### MATERIAL SHOWN
* * * *
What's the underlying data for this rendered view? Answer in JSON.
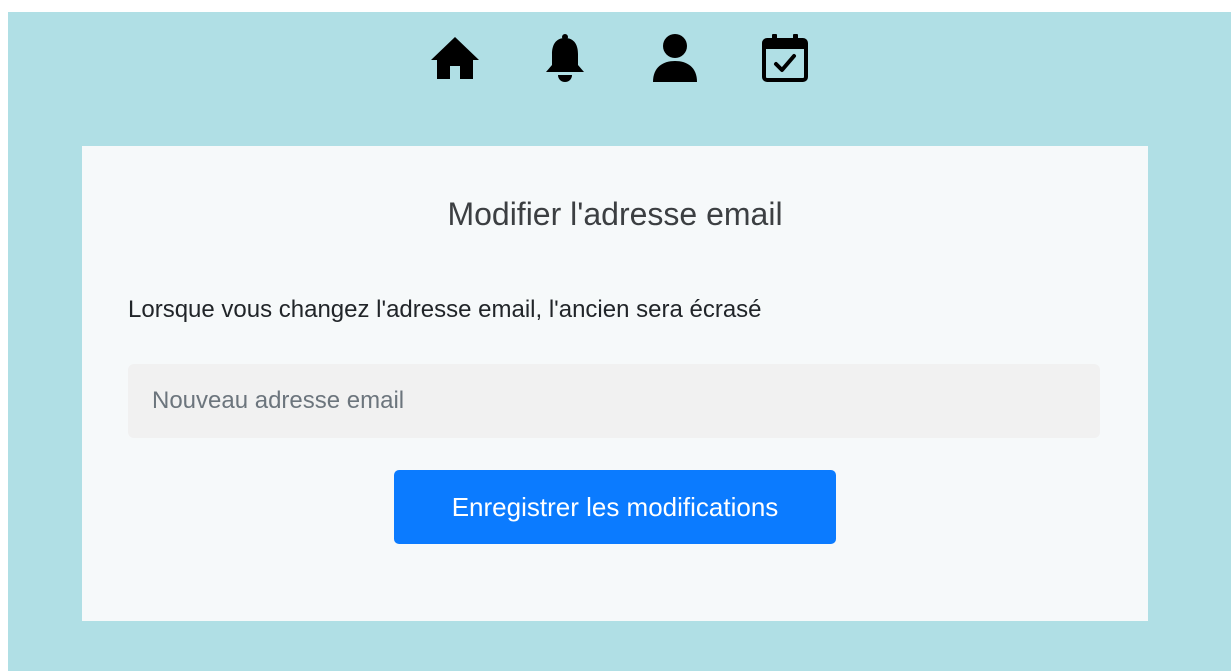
{
  "nav": {
    "items": [
      {
        "icon": "home-icon"
      },
      {
        "icon": "bell-icon"
      },
      {
        "icon": "user-icon"
      },
      {
        "icon": "calendar-check-icon"
      }
    ]
  },
  "card": {
    "title": "Modifier l'adresse email",
    "description": "Lorsque vous changez l'adresse email, l'ancien sera écrasé",
    "email_input": {
      "value": "",
      "placeholder": "Nouveau adresse email"
    },
    "save_label": "Enregistrer les modifications"
  },
  "colors": {
    "page_background": "#b0dfe5",
    "card_background": "#f6f9fa",
    "primary_button": "#0b7bff",
    "input_background": "#f1f1f1"
  }
}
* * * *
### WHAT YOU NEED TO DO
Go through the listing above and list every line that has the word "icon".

### RESULT OF THIS TASK
        "icon": "home-icon"
        "icon": "bell-icon"
        "icon": "user-icon"
        "icon": "calendar-check-icon"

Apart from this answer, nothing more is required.